*Recorded data*
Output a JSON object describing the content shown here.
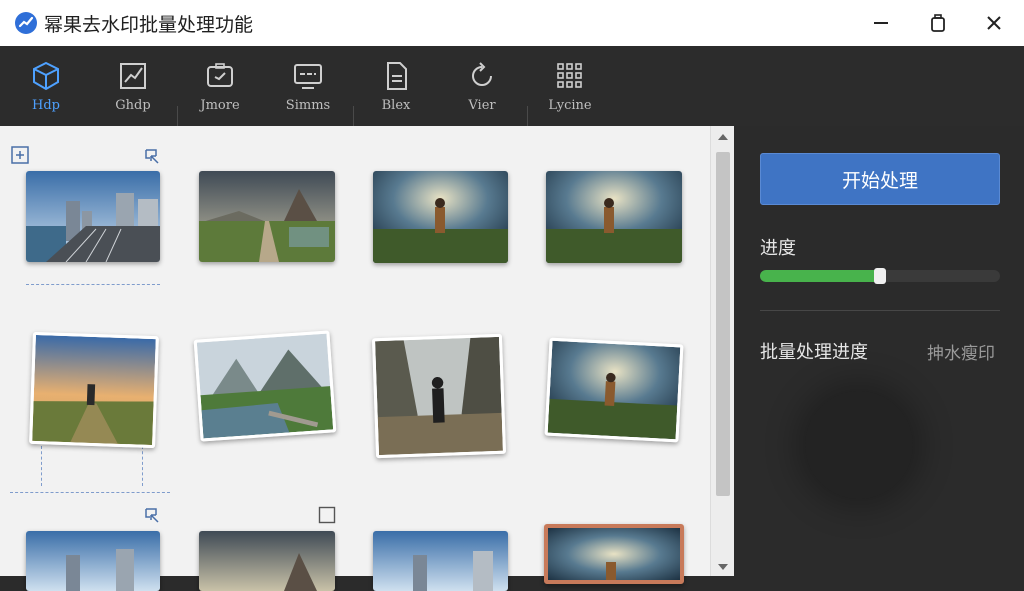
{
  "window": {
    "title": "幂果去水印批量处理功能",
    "logo_icon": "app-logo-icon",
    "controls": [
      "minimize-icon",
      "restore-icon",
      "close-icon"
    ]
  },
  "toolbar": {
    "items": [
      {
        "label": "Hdp",
        "icon": "cube-icon",
        "active": true
      },
      {
        "label": "Ghdp",
        "icon": "chart-edit-icon",
        "active": false
      },
      {
        "label": "Jmore",
        "icon": "image-tag-icon",
        "active": false
      },
      {
        "label": "Simms",
        "icon": "monitor-icon",
        "active": false
      },
      {
        "label": "Blex",
        "icon": "document-icon",
        "active": false
      },
      {
        "label": "Vier",
        "icon": "refresh-icon",
        "active": false
      },
      {
        "label": "Lycine",
        "icon": "grid-dots-icon",
        "active": false
      }
    ],
    "close_icon": "panel-close-icon"
  },
  "side_panel": {
    "start_button": "开始处理",
    "progress_label": "进度",
    "progress_value": 0.5,
    "batch_label": "批量处理进度",
    "batch_value": "抻水瘦印"
  },
  "colors": {
    "accent": "#3f74c4",
    "active_tool": "#4ea1ff",
    "progress": "#48b34c",
    "panel_bg": "#2b2b2b",
    "grid_bg": "#f2f2f2"
  },
  "thumbnails": [
    {
      "scene": "city-bridge"
    },
    {
      "scene": "mountain-road"
    },
    {
      "scene": "person-field-sunset"
    },
    {
      "scene": "person-field-sunset"
    },
    {
      "scene": "person-hill-sunrise"
    },
    {
      "scene": "mountain-lake"
    },
    {
      "scene": "canyon-walker"
    },
    {
      "scene": "person-field-sunset"
    },
    {
      "scene": "city-bridge"
    },
    {
      "scene": "mountain-road"
    },
    {
      "scene": "city-bridge"
    },
    {
      "scene": "person-field-sunset"
    }
  ]
}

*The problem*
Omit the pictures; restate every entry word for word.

*Response for this exercise*
Output a JSON object describing the content shown here.
{
  "window": {
    "title": "幂果去水印批量处理功能",
    "logo_icon": "app-logo-icon",
    "controls": [
      "minimize-icon",
      "restore-icon",
      "close-icon"
    ]
  },
  "toolbar": {
    "items": [
      {
        "label": "Hdp",
        "icon": "cube-icon",
        "active": true
      },
      {
        "label": "Ghdp",
        "icon": "chart-edit-icon",
        "active": false
      },
      {
        "label": "Jmore",
        "icon": "image-tag-icon",
        "active": false
      },
      {
        "label": "Simms",
        "icon": "monitor-icon",
        "active": false
      },
      {
        "label": "Blex",
        "icon": "document-icon",
        "active": false
      },
      {
        "label": "Vier",
        "icon": "refresh-icon",
        "active": false
      },
      {
        "label": "Lycine",
        "icon": "grid-dots-icon",
        "active": false
      }
    ],
    "close_icon": "panel-close-icon"
  },
  "side_panel": {
    "start_button": "开始处理",
    "progress_label": "进度",
    "progress_value": 0.5,
    "batch_label": "批量处理进度",
    "batch_value": "抻水瘦印"
  },
  "colors": {
    "accent": "#3f74c4",
    "active_tool": "#4ea1ff",
    "progress": "#48b34c",
    "panel_bg": "#2b2b2b",
    "grid_bg": "#f2f2f2"
  },
  "thumbnails": [
    {
      "scene": "city-bridge"
    },
    {
      "scene": "mountain-road"
    },
    {
      "scene": "person-field-sunset"
    },
    {
      "scene": "person-field-sunset"
    },
    {
      "scene": "person-hill-sunrise"
    },
    {
      "scene": "mountain-lake"
    },
    {
      "scene": "canyon-walker"
    },
    {
      "scene": "person-field-sunset"
    },
    {
      "scene": "city-bridge"
    },
    {
      "scene": "mountain-road"
    },
    {
      "scene": "city-bridge"
    },
    {
      "scene": "person-field-sunset"
    }
  ]
}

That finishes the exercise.